Problem description → Reproduce, without alteration, every line of the data; exclude the images.

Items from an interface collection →
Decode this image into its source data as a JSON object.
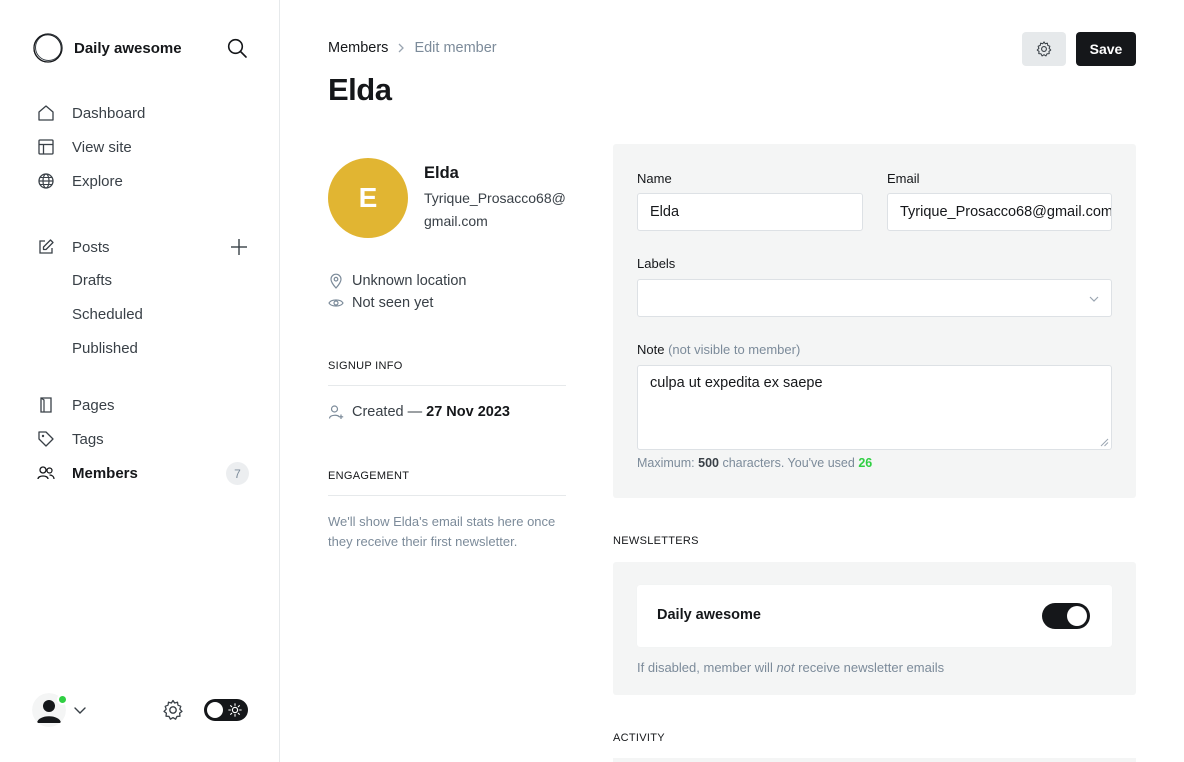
{
  "sidebar": {
    "brand_name": "Daily awesome",
    "nav": {
      "dashboard": "Dashboard",
      "view_site": "View site",
      "explore": "Explore",
      "posts": "Posts",
      "drafts": "Drafts",
      "scheduled": "Scheduled",
      "published": "Published",
      "pages": "Pages",
      "tags": "Tags",
      "members": "Members",
      "members_count": "7"
    },
    "icons": [
      "search-icon",
      "home-icon",
      "layout-icon",
      "globe-icon",
      "edit-icon",
      "plus-icon",
      "page-icon",
      "tag-icon",
      "members-icon",
      "gear-icon",
      "sun-icon"
    ]
  },
  "header": {
    "breadcrumb_parent": "Members",
    "breadcrumb_current": "Edit member",
    "title": "Elda",
    "save_label": "Save"
  },
  "member": {
    "initial": "E",
    "name": "Elda",
    "email": "Tyrique_Prosacco68@gmail.com",
    "location": "Unknown location",
    "seen": "Not seen yet",
    "avatar_color": "#e1b532"
  },
  "signup": {
    "section_label": "SIGNUP INFO",
    "created_label": "Created —",
    "created_date": "27 Nov 2023"
  },
  "engagement": {
    "section_label": "ENGAGEMENT",
    "text": "We'll show Elda's email stats here once they receive their first newsletter."
  },
  "form": {
    "name_label": "Name",
    "name_value": "Elda",
    "email_label": "Email",
    "email_value": "Tyrique_Prosacco68@gmail.com",
    "labels_label": "Labels",
    "labels_value": "",
    "note_label": "Note",
    "note_hint_label": "(not visible to member)",
    "note_value": "culpa ut expedita ex saepe",
    "char_hint_prefix": "Maximum:",
    "char_max": "500",
    "char_hint_mid": "characters. You've used",
    "char_used": "26"
  },
  "newsletters": {
    "section_label": "NEWSLETTERS",
    "items": [
      {
        "name": "Daily awesome",
        "subscribed": true
      }
    ],
    "hint_prefix": "If disabled, member will",
    "hint_em": "not",
    "hint_suffix": "receive newsletter emails"
  },
  "activity": {
    "section_label": "ACTIVITY"
  },
  "colors": {
    "accent": "#30cf43",
    "dark": "#15171a",
    "muted": "#7c8b9a",
    "panel": "#f4f5f5"
  }
}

Reply to the task →
Decode this image into its source data as a JSON object.
{
  "sidebar": {
    "brand_name": "Daily awesome",
    "nav": {
      "dashboard": "Dashboard",
      "view_site": "View site",
      "explore": "Explore",
      "posts": "Posts",
      "drafts": "Drafts",
      "scheduled": "Scheduled",
      "published": "Published",
      "pages": "Pages",
      "tags": "Tags",
      "members": "Members",
      "members_count": "7"
    },
    "icons": [
      "search-icon",
      "home-icon",
      "layout-icon",
      "globe-icon",
      "edit-icon",
      "plus-icon",
      "page-icon",
      "tag-icon",
      "members-icon",
      "gear-icon",
      "sun-icon"
    ]
  },
  "header": {
    "breadcrumb_parent": "Members",
    "breadcrumb_current": "Edit member",
    "title": "Elda",
    "save_label": "Save"
  },
  "member": {
    "initial": "E",
    "name": "Elda",
    "email": "Tyrique_Prosacco68@gmail.com",
    "location": "Unknown location",
    "seen": "Not seen yet",
    "avatar_color": "#e1b532"
  },
  "signup": {
    "section_label": "SIGNUP INFO",
    "created_label": "Created —",
    "created_date": "27 Nov 2023"
  },
  "engagement": {
    "section_label": "ENGAGEMENT",
    "text": "We'll show Elda's email stats here once they receive their first newsletter."
  },
  "form": {
    "name_label": "Name",
    "name_value": "Elda",
    "email_label": "Email",
    "email_value": "Tyrique_Prosacco68@gmail.com",
    "labels_label": "Labels",
    "labels_value": "",
    "note_label": "Note",
    "note_hint_label": "(not visible to member)",
    "note_value": "culpa ut expedita ex saepe",
    "char_hint_prefix": "Maximum:",
    "char_max": "500",
    "char_hint_mid": "characters. You've used",
    "char_used": "26"
  },
  "newsletters": {
    "section_label": "NEWSLETTERS",
    "items": [
      {
        "name": "Daily awesome",
        "subscribed": true
      }
    ],
    "hint_prefix": "If disabled, member will",
    "hint_em": "not",
    "hint_suffix": "receive newsletter emails"
  },
  "activity": {
    "section_label": "ACTIVITY"
  },
  "colors": {
    "accent": "#30cf43",
    "dark": "#15171a",
    "muted": "#7c8b9a",
    "panel": "#f4f5f5"
  }
}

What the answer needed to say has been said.